## Materials provided
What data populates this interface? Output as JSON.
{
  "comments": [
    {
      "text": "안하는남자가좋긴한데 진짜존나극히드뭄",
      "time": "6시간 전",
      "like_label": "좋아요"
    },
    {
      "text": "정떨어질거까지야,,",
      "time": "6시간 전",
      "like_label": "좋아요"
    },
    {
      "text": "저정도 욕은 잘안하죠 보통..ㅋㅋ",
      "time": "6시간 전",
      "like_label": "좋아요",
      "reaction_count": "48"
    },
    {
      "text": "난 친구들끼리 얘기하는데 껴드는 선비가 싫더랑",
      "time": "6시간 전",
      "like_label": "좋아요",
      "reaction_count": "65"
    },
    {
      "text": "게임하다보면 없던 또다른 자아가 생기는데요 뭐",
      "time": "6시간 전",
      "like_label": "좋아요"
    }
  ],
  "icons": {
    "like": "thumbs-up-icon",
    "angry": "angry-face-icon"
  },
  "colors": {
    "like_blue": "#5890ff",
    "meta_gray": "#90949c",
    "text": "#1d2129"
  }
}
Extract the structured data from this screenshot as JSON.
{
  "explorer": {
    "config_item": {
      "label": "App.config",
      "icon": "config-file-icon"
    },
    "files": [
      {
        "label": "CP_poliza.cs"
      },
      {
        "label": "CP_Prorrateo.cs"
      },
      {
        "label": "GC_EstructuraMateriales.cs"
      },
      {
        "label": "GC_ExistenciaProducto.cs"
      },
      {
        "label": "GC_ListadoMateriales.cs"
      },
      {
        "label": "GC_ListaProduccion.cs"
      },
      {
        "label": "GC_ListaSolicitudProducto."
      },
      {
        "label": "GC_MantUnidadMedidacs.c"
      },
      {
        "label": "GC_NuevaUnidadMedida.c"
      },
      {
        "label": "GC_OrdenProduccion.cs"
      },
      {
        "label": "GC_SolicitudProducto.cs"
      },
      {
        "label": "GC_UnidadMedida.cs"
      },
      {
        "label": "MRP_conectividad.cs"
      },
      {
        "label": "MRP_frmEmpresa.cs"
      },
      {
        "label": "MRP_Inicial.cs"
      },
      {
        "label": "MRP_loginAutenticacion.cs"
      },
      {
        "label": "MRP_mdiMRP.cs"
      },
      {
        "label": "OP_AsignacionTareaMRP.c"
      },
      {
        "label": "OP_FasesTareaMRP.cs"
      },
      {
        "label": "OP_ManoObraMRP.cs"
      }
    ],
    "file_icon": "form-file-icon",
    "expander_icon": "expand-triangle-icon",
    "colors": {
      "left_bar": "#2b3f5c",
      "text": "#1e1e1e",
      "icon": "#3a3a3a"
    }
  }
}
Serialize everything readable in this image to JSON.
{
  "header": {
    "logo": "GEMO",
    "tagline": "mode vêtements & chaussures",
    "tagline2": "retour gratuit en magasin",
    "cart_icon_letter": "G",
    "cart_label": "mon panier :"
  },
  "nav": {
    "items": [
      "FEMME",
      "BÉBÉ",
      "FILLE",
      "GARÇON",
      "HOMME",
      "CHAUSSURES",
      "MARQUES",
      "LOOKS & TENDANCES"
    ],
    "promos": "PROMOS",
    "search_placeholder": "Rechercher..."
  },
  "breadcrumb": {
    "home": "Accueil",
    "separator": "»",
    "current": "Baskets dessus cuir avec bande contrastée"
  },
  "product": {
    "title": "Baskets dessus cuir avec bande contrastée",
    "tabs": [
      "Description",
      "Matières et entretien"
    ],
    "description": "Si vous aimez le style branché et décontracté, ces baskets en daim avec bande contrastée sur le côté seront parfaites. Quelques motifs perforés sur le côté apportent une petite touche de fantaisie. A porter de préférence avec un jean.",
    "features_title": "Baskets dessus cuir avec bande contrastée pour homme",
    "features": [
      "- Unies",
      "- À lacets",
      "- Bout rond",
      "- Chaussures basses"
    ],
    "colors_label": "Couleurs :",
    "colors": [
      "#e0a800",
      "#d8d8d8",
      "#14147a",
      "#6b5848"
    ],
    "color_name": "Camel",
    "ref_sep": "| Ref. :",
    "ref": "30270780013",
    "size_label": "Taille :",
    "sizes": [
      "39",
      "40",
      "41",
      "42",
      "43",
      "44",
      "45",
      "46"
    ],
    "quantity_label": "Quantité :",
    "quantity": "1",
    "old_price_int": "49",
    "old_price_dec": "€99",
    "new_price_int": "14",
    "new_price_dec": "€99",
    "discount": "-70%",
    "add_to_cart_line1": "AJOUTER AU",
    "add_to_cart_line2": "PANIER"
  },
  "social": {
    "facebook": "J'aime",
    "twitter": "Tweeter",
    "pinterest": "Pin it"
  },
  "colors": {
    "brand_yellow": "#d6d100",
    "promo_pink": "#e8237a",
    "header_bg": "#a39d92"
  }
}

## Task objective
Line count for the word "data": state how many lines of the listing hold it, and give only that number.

## Written reply
2